> Problem description: Copy every line of the following data that includes the string "name".

> Record excerpts:
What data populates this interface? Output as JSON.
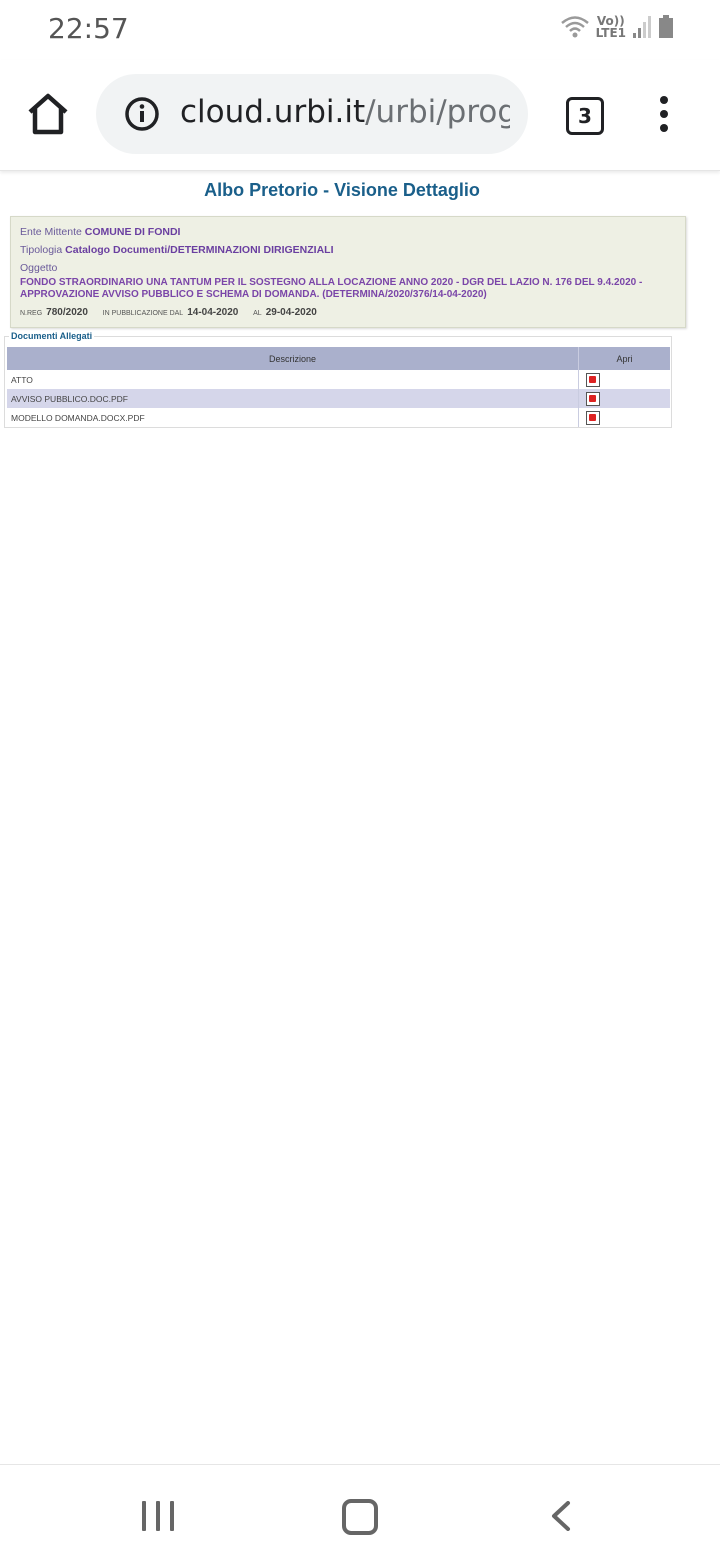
{
  "status_bar": {
    "time": "22:57",
    "network_top": "Vo))",
    "network_bottom": "LTE1"
  },
  "browser": {
    "url_host": "cloud.urbi.it",
    "url_path": "/urbi/progs",
    "tab_count": "3"
  },
  "page": {
    "title": "Albo Pretorio - Visione Dettaglio",
    "ente_label": "Ente Mittente",
    "ente_value": "COMUNE DI FONDI",
    "tipologia_label": "Tipologia",
    "tipologia_value": "Catalogo Documenti/DETERMINAZIONI DIRIGENZIALI",
    "oggetto_label": "Oggetto",
    "oggetto_value": "FONDO STRAORDINARIO UNA TANTUM PER IL SOSTEGNO ALLA LOCAZIONE ANNO 2020 - DGR DEL LAZIO N. 176 DEL 9.4.2020 - APPROVAZIONE AVVISO PUBBLICO E SCHEMA DI DOMANDA. (DETERMINA/2020/376/14-04-2020)",
    "nreg_label": "N.REG",
    "nreg_value": "780/2020",
    "pub_label": "IN PUBBLICAZIONE DAL",
    "pub_from": "14-04-2020",
    "al_label": "AL",
    "pub_to": "29-04-2020"
  },
  "documents": {
    "legend": "Documenti Allegati",
    "col_desc": "Descrizione",
    "col_open": "Apri",
    "rows": [
      {
        "name": "ATTO"
      },
      {
        "name": "AVVISO PUBBLICO.DOC.PDF"
      },
      {
        "name": "MODELLO DOMANDA.DOCX.PDF"
      }
    ]
  },
  "colors": {
    "title": "#1a5f8a",
    "box_bg": "#eef0e4",
    "header_bg": "#aab0cc",
    "alt_row": "#d5d6ea"
  }
}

> Response to this task:
        "name": "ATTO"
        "name": "AVVISO PUBBLICO.DOC.PDF"
        "name": "MODELLO DOMANDA.DOCX.PDF"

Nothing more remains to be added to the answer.